Your objective => Copy out each line of the data holding "icon".

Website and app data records
-=-=-=-=-
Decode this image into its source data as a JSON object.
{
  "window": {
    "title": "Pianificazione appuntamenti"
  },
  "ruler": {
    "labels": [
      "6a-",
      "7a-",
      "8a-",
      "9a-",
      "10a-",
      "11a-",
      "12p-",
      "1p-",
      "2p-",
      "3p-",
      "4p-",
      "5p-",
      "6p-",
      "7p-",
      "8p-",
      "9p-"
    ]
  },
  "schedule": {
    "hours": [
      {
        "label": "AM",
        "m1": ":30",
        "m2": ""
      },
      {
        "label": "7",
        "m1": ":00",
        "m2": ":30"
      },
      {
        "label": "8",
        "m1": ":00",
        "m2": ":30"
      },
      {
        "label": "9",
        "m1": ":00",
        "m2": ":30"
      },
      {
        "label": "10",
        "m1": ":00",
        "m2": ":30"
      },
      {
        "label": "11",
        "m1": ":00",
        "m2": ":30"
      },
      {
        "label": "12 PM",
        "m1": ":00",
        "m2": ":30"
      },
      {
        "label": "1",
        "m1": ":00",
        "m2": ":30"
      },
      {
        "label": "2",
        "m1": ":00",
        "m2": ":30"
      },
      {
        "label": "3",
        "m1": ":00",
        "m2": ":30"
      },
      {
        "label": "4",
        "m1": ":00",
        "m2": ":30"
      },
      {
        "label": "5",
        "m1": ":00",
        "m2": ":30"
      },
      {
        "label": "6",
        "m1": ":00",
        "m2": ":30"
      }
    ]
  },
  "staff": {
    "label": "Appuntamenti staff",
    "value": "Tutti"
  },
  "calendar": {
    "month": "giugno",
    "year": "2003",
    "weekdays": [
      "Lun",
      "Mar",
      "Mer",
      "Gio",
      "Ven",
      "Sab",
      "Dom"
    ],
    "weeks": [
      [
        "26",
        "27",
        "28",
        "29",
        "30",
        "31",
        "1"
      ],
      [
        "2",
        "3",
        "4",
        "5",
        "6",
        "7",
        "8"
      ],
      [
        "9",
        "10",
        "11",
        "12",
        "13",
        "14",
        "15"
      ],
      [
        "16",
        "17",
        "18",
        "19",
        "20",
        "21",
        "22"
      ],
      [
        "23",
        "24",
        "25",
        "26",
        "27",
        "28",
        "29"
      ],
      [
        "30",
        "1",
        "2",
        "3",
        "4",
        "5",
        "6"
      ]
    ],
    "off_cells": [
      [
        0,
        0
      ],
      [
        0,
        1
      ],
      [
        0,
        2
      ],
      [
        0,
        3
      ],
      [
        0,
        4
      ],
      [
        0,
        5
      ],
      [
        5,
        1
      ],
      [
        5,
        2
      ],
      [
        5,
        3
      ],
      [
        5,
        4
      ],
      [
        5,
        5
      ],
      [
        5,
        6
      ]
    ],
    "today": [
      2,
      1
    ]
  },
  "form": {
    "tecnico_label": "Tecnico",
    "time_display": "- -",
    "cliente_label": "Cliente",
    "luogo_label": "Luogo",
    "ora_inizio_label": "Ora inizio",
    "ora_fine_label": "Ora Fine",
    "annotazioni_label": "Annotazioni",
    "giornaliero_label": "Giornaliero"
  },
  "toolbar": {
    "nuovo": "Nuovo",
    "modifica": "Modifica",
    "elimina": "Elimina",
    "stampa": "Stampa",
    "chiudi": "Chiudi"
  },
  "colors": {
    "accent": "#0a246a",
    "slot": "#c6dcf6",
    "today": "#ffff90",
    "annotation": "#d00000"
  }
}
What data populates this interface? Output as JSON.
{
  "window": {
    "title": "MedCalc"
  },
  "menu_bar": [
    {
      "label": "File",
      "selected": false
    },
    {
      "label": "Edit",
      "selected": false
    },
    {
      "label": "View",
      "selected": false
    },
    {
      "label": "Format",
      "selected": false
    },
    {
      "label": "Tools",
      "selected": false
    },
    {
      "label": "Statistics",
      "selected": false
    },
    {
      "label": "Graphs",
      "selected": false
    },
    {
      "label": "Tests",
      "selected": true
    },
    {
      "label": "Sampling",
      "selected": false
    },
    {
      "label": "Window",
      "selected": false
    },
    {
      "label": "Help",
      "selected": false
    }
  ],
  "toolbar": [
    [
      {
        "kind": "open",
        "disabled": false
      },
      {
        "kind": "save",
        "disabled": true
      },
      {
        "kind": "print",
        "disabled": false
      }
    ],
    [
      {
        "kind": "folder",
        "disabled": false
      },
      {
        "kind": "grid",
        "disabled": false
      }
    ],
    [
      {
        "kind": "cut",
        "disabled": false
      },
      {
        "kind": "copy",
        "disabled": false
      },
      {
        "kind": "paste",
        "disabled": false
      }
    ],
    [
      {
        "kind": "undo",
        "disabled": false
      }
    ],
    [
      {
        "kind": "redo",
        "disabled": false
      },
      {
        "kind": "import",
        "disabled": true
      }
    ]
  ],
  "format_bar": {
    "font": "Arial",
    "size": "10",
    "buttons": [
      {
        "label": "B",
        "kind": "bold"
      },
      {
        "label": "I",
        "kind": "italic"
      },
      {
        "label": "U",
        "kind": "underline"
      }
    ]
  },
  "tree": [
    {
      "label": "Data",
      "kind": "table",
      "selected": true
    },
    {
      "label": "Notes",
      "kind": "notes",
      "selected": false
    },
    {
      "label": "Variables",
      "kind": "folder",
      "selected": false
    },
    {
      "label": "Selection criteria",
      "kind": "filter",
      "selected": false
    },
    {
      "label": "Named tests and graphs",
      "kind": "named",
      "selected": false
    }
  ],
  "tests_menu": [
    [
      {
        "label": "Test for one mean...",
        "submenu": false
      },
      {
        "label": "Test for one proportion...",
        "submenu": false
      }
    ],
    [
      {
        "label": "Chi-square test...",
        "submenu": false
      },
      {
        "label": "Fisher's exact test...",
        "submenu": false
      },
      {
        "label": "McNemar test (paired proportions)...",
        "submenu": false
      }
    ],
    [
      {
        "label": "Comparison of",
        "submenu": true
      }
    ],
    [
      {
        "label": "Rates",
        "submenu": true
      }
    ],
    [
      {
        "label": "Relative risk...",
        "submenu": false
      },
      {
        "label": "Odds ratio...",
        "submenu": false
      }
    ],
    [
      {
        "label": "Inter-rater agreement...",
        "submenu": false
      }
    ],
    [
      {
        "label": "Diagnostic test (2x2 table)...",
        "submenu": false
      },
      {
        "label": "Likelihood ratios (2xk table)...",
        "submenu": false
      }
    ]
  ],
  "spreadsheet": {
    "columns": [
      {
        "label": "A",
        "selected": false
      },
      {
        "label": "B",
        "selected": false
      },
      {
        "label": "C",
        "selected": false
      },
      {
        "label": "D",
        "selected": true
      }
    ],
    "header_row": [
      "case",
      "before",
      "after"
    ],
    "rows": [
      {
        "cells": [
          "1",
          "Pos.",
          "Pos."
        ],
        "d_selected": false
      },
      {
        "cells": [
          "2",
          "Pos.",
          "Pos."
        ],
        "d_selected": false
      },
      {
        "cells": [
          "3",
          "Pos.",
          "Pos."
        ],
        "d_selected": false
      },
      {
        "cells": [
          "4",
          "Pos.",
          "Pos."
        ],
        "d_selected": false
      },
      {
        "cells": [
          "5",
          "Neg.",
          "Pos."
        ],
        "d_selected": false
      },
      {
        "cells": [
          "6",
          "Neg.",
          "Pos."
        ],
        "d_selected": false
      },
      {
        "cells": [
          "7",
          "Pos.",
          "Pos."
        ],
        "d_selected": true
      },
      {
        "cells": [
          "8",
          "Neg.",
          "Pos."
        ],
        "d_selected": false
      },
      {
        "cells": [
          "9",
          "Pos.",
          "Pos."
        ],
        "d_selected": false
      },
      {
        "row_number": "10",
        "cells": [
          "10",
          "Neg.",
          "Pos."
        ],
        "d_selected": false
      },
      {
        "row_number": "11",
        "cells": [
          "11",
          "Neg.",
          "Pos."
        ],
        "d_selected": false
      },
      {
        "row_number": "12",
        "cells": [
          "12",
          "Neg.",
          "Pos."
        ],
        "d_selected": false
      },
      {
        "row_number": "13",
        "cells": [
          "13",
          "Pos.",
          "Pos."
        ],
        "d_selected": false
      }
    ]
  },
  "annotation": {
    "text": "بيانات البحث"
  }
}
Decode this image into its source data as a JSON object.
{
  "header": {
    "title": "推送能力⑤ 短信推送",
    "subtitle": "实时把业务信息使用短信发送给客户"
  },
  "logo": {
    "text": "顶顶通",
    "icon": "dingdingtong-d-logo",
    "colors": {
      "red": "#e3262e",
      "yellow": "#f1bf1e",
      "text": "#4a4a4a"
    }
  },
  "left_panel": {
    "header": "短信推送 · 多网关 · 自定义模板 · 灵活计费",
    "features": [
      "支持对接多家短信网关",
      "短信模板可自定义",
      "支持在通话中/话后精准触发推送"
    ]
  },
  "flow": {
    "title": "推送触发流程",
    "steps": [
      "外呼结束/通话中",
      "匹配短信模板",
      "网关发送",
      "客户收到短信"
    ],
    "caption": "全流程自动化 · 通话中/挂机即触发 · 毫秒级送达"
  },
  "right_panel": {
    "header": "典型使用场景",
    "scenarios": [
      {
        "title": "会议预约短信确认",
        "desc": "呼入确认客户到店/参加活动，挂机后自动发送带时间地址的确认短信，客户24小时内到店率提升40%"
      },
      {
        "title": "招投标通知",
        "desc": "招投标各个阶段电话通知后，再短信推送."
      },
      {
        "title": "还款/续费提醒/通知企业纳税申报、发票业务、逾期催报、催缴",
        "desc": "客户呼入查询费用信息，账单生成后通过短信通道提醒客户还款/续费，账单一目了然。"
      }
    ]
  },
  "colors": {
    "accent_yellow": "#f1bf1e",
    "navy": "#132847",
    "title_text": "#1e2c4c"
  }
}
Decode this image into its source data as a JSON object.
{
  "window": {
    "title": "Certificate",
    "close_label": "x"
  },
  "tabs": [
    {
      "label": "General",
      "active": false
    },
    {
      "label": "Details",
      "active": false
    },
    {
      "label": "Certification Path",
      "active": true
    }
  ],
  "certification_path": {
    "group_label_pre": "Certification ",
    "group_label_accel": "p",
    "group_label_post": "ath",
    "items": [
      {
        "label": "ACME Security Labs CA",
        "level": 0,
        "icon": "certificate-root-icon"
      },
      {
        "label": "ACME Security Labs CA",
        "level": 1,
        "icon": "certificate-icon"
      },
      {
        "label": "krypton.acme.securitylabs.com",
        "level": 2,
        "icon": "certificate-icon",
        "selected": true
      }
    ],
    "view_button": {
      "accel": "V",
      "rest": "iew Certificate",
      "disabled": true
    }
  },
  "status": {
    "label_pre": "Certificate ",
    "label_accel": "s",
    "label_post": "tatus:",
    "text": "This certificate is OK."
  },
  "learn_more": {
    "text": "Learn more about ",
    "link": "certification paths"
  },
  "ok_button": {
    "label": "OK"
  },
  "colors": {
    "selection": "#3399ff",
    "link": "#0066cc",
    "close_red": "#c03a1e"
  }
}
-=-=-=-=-
Response to this exercise =>
    "icon": "dingdingtong-d-logo",
        "icon": "certificate-root-icon"
        "icon": "certificate-icon"
        "icon": "certificate-icon",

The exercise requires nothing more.